The school admission process in Hong Kong is, in one word, “exhausting”! 

 

Accompanying my three kids through numerous rounds of assessments and interviews for admission to nursery, kindergarten and primary school exhausted not only them, but also my husband and me. In a primary school admission interview, the younger twin who had just started martial arts lessons was asked to show his talent. He sprang into action and put on a kung fu performance. While throwing punches he yelled out “hei” and “ha”, impressing the interviewers. In the other room, the elder twin was in no way inferior. He stood like a noble archer, poised with a make-believe bow, drawn and ready. Subsequently, both of them passed the first round and proceeded to the second, but I was not allowed to accompany them. Their ability to improvise so calmly was utterly beyond my expectations. I can imagine their performances were as funny as the hilarious scenes in Minutes to Fame or King of Comedy.

Not only were my kids assessed on their "bi-literate and tri-lingual" proficiency, but they were also asked about their pastimes, trips, family background as well as schooling. “Please tell me your father's name in Putonghua,” the teacher said. Unable to answer as instructed, the elder twin simply answered in English. Summing up my friends' parental experiences, kids have to go through a great variety of tests before they even enter primary school. Written, listening and oral tests seem to be the most basic ones. Other tests may cover reading comprehension, word/character recognition, arithmetic, drawing, LEGO and other block building, jigsaw puzzle and tangram games, bean bag toss, dancing along to music, singing, talent show, group games, questions about daily life experience like “What's a stapler for?” and even those testing EQ such as “Why are you so short?” A little child is screened based on a smile, the responses and the manner of speaking, as well as sitting posture, and signs of restlessness and emotional instability. Accompanying my kids to attend a kindergarten admission assessment, I saw some other kids crying, wetting themselves and sucking their thumbs. A number of years ago, my daughter used to kick the seat. I pressed my hand against her shank while answering the teacher, lest she make too much noise with her kicks.

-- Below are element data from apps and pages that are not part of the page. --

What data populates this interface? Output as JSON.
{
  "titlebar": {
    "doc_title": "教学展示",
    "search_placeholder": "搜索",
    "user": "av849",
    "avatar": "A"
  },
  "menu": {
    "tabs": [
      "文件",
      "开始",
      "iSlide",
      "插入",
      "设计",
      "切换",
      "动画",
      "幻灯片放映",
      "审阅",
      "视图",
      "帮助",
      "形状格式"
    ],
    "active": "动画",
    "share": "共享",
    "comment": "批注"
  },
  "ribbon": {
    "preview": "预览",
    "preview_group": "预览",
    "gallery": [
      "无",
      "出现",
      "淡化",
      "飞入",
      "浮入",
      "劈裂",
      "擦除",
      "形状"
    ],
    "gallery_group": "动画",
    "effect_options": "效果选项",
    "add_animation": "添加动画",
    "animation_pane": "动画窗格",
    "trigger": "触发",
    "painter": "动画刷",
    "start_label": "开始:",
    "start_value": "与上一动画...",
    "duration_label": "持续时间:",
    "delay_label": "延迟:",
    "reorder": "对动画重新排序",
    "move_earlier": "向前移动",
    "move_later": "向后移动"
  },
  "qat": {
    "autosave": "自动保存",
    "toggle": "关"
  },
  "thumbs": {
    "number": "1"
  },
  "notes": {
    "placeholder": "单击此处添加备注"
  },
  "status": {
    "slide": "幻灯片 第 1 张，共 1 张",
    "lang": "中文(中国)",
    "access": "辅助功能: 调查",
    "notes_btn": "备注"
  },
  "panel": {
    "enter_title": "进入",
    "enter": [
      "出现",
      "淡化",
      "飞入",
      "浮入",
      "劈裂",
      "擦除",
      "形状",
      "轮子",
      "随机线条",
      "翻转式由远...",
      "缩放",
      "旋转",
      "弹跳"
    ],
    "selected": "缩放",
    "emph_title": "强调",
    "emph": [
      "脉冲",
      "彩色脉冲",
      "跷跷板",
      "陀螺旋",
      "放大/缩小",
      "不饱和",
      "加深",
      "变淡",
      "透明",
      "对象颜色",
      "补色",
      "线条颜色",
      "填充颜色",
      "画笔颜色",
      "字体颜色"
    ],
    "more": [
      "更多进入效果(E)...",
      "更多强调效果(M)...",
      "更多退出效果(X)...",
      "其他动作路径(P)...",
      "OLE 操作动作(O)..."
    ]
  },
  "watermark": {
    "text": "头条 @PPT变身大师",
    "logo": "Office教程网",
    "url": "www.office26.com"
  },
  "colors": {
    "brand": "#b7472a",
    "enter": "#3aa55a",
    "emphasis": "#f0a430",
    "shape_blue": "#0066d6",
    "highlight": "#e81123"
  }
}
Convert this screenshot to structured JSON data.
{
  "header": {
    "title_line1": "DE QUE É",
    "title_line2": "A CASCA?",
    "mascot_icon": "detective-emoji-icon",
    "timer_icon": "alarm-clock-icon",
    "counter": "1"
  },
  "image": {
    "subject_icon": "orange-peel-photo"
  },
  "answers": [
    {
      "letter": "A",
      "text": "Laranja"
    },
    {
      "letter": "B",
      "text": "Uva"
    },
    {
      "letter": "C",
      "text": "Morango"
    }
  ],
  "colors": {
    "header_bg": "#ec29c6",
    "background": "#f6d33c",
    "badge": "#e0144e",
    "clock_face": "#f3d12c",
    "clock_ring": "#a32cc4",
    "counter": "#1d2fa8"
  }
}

When she was two and a half years of age, she attended an interview at a local kindergarten during which she kept answering the teacher's questions felicitously until the last one. “Do you like our school?” the teacher asked. “No, I don't!” she answered readily. The teacher was gobsmacked and I was really embarrassed. In response to our reactions, my innocent daughter reiterated what she said in an even stronger tone, “Teacher, I don't like this school!” With a fallen countenance, the teacher turned to me, “Ma'am, why did you bring her here, seeing as she doesn't like our school?” I could only attempt to smooth things over by saying, “It's her first time here, so everything is new to her. If she is admitted, I think she’ll grow to like this school.” Not surprisingly she was not accepted to that school, and I was teased over and over again by my friends. They said I should have moulded my daughter into a fan of that school well in advance.

Once I accompanied one of my kids to attend a primary school admission assessment. For the final round, the school arranged an interview in a special format so as to gain a better understanding of the candidates' parents. All of us, meticulously dressed and at least a few hundred years old combined, were divided into teams and asked to vie with each other to be the first to answer quick-fire questions. I was so ignorant that I was deeply impressed by such a scene! Upon hearing a question asked by the assessor, I lost no time in raising my hand and answering it, as if I were taking part in an inter-school quiz contest, just like in my childhood days!

Every time my three kids attended a school admission test, they took it easy. Whatever the result, the whole family would celebrate it for the sake of encouragement. One night, when I checked if all the kids were asleep, I heard one of them uttering a bedtime prayer, “Pray that I would be admitted by one of the schools.” My nose tingled. I came to understand that while doing our utmost throughout the exhausting assessment process, from attending briefings, filling in forms to preparing the kids' personal profiles, we should never ever overlook the kids' feelings and the pressure they might have.

(Article originally posted on Next Plus webpage on 13 July 2017)